Last week at Endeavor Sports Performance, my boss left a copy of the 2003 NHL Pre-Draft Combine packet with the test results in my office. I don’t put too much stock in absolute testing numbers (how many future NFLers have been studs at the combine and flopped in the show!). I think it’s more important to look at improvement within an individual. Having said that, I’ll never turn down an opportunity to see how the world’s elite level players are performing.
Other than how archaic some of the tests are, two things really caught my eye:
Average Bench Press (150 lbs): 9 reps
Average Bench Press (Total Weight Lifted/Body Weight): 7.2
Average Vertical Jump Height: 23.6 inches
Compared to other professional athletes, these numbers are alarmingly mediocre.
On a personal note, I’ve never been the best jumper. I remember doing a vertical jump test in a Physiology of Activity class as an undergrad at U of Delaware. In the peak of my hockey shape I jumped 24″. On a Just Jump Mat at Cressey Performance a couple years back, I peaked at 28.5″, by far my best showing ever.
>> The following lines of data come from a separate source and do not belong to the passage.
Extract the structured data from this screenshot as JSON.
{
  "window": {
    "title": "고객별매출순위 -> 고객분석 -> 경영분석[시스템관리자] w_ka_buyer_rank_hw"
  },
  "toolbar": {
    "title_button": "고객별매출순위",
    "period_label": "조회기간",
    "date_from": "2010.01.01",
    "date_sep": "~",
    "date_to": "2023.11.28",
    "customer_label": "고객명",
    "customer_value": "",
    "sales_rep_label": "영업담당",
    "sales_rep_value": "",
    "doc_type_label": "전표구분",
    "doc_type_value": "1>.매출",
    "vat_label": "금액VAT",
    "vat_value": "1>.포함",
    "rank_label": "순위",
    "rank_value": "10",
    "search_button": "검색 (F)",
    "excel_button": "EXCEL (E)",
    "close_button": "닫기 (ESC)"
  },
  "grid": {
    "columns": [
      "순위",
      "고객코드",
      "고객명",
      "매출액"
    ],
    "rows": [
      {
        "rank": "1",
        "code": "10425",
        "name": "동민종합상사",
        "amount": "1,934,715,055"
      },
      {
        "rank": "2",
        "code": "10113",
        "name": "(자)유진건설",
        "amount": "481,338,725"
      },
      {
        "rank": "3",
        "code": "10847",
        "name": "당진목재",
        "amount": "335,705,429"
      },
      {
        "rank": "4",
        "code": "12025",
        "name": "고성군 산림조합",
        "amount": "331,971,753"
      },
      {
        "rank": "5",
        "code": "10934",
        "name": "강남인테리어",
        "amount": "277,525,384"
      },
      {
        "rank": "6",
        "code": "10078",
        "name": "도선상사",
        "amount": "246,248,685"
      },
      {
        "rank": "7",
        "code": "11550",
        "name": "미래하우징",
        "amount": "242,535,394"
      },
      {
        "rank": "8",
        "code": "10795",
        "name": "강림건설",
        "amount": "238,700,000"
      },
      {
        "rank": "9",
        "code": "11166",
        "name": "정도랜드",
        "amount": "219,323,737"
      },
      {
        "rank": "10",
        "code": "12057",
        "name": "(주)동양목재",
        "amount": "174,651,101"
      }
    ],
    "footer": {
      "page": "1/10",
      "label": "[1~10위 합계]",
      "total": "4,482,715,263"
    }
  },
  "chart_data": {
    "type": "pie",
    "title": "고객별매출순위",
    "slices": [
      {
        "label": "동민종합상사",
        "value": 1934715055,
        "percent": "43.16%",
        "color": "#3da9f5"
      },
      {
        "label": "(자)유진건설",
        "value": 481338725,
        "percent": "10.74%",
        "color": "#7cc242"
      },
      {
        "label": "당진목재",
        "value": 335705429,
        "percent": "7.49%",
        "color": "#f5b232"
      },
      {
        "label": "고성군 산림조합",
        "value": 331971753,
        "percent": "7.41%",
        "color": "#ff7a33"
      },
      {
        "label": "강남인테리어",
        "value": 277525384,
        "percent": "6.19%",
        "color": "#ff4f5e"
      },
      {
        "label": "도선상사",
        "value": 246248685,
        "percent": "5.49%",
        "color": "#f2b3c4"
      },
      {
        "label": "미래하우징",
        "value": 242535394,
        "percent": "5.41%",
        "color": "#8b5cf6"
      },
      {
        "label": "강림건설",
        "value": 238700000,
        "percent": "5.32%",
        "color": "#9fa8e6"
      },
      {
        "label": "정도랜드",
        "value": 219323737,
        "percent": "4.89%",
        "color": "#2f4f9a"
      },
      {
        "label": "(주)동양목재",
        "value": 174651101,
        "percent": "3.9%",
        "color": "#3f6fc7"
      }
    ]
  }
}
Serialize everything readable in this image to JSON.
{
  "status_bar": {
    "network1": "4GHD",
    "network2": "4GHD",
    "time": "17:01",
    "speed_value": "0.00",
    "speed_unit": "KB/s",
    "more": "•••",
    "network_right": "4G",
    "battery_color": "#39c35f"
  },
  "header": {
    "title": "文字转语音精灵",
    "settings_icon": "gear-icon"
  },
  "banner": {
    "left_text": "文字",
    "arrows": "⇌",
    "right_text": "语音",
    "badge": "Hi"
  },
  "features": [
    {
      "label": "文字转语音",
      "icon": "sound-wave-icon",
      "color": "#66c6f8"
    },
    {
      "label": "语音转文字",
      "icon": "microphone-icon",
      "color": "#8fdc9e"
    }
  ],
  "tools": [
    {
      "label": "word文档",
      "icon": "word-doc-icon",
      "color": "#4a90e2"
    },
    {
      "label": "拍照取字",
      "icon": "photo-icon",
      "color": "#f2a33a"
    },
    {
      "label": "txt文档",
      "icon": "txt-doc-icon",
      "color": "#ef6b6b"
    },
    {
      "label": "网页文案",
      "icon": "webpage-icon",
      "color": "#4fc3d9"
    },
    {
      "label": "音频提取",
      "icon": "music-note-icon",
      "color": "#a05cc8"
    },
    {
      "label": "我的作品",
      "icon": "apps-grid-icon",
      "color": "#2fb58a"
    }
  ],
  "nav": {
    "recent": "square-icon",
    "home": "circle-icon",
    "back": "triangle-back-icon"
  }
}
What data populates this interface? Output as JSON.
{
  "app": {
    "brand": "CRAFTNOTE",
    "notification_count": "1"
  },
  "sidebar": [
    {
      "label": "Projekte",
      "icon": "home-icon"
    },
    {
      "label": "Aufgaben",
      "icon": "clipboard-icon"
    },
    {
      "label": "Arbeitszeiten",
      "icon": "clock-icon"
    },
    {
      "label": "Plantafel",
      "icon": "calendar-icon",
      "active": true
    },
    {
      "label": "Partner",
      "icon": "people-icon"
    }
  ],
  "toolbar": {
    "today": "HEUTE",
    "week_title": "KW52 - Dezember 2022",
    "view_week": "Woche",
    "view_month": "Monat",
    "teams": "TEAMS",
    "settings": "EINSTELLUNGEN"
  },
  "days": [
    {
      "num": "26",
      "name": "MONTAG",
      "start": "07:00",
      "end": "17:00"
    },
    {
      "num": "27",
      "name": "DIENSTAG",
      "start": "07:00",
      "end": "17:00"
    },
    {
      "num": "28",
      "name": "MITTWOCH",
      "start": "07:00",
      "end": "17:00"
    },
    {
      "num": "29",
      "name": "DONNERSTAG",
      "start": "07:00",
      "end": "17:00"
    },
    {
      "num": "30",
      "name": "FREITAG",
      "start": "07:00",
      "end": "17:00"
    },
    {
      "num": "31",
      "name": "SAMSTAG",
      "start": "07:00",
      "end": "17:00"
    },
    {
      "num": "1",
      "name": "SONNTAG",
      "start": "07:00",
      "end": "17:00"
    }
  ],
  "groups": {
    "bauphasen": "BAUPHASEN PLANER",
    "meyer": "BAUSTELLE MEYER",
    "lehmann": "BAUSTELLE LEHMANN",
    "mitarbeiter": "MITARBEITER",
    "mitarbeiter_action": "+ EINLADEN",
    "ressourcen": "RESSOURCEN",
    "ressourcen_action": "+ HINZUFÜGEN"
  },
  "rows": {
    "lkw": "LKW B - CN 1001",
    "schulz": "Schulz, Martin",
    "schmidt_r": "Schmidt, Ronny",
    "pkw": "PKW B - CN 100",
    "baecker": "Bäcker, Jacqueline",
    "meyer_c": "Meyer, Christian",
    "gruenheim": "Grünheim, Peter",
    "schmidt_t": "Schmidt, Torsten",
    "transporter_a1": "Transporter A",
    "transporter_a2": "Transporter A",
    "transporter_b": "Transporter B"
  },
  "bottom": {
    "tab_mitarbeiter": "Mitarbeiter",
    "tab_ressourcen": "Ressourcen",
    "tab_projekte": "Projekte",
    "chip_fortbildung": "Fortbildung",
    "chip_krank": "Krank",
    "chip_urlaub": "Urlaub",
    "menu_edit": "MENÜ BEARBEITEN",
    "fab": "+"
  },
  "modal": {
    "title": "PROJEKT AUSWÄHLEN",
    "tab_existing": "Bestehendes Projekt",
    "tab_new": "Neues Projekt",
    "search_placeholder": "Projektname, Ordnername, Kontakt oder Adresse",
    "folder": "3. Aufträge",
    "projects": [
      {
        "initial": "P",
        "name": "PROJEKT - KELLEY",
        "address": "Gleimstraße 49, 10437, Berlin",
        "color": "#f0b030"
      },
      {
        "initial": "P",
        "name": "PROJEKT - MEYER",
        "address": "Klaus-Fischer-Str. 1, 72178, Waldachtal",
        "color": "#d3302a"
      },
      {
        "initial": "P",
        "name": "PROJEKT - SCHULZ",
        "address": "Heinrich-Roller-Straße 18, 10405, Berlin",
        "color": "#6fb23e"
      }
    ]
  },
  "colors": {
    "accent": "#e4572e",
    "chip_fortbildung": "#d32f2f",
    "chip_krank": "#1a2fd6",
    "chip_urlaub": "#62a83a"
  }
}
During my last year in grad school at UMass a professor from another department that also trained at the school gym asked me to do a bodyweight bench press test for as many reps as I could. I was somewhat tired and sore going into the test (if you’ve ever been in grad school, you know that sleep is a commodity infrequently enjoyed). I was around 171lbs at the time, so I did the test with 175lbs, just to be fair. I did 21 reps.
Naturally, it’s not fair to characterize an athlete by two tests, but rest assure that the majority of the other test results were equally as mediocre (with the exception of the average 9% body fat). I think it’s interesting that I’d test in the upper echelon of NHL prospects off the ice.
What’s the point?
Don’t put too much stock in absolute testing values. Your goal should be improvement. I remember a conversation Nick Tumminello and I had a couple weeks ago where he said something like, “It doesn’t matter how strong and fast you are if you suck at your sport.” Those words may be surprising to you coming from a highly respected strength and conditioning coach that has made a career out of training athletes, but he’s right.
You should always be training, but be realistic. If your speed or strength isn’t your weak spot, spend MORE time learning to play the game (power skating, puck handling, seeing the ice, etc.). Hockey development programs need to include a balance of off- and on-ice training.
To your continued success,
P.S. I’m weeks away from launching my new hockey development program. You’ll be blown away by the quality of the content. Stay tuned.
Kevin has rapidly established himself as a leader in the field of physical preparation and sports science for ice hockey. He is currently the Head Performance Coach for the Boston Bruins, where he oversees all aspects of designing and implementing the team’s performance training program, as well as monitoring the players’ performance, workload and recovery. Prior to Boston, Kevin spent 2 years as an Assistant Strength and Conditioning Coach for the San Jose Sharks after serving as the Director of Performance at Endeavor Sports Performance in Pitman, NJ. He also spent 5 years as a Strength and Conditioning Coach with USA Hockey’s Women’s Olympic Hockey Team, and has been an invited speaker at conferences hosted by the NHL, NSCA, and USA Hockey.